Gout is a form of arthritis that occurs when crystals of uric acid accumulate in a joint, leading to the sudden development of pain and inflammation.
In a series of studies, researchers compared cherry juice concentrate to pomegranate juice concentrate for gout prevention, examined the benefits of taking cherry juice concentrate daily for four months or longer, and compared the effects of cherry juice concentrate versus pomegranate juice on inflammation in a laboratory setting. The cherry juice concentrate used in the studies did not contain added sugar, sweeteners, or preservatives, and 1 tablespoon was the equivalent of 45 to 60 cherries. Participants continued their usual medications for gout.
The results found:
Compared with their baseline number, gout attacks decreased significantly in people who took the cherry juice concentrate daily for four months or longer. In the first study, more than 50% of the cherry juice concentrate group were attack-free at 60 days and were able to cut back on their medications. In the second study, gout attacks were reduced by 50% in half of the people taking daily cherry juice concentrate for four months or longer.
This effect was not observed in the pomegranate group.
Compared with pomegranate juice concentrate, cherry juice concentrate used on human cells in a laboratory setting significantly reduced the release of proteins that lead to inflammation.
The study authors conclude, "Our studies suggest that cherry juice concentrate reduces acute attacks of gout when it is consumed over a period of four months. We have found cherry juice concentrate to have anti-inflammatory properties and suggest that it may be useful as prophylaxis for gout." They add that large clinical trials are needed to further understand the role of cherries in the prevention of gout attacks.

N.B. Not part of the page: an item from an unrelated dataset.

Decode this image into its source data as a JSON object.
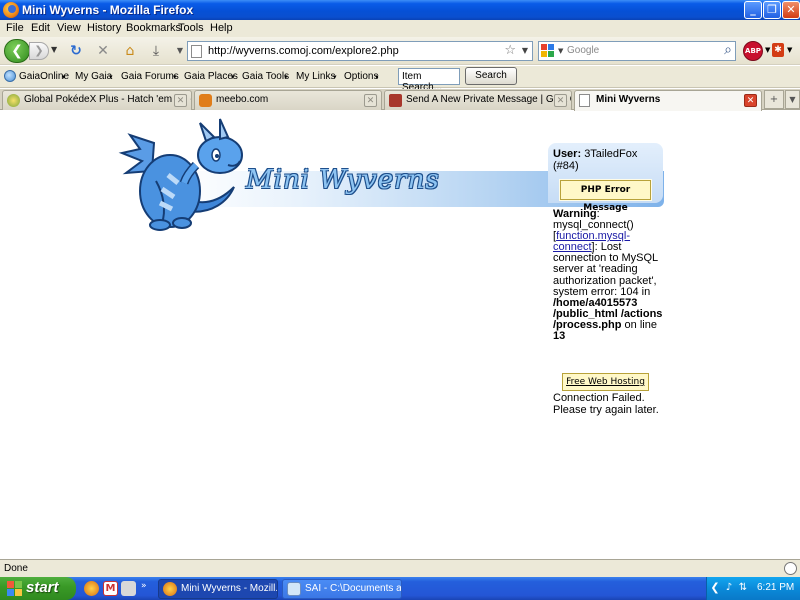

What's in the cherry juice?
It is not entirely clear why cherry juice may be effective in helping to prevent gout, but research holds some clues: cherries are loaded with vitamin C and high in fiber, but they are also rich in plant compounds that reduce inflammation. The study authors suggest that it is these anti-inflammatory compounds that most likely benefit people with gout.
Untreated, gout can lead to chronic and painful complications, so treatment is important. Talk with a knowledgeable doctor about treatment options and the potential risks and benefits of natural options.
(Arthritis Rheum 2013;65:1135-6; J Arthritis 1:101.doi:10.4172/jahs.1000101)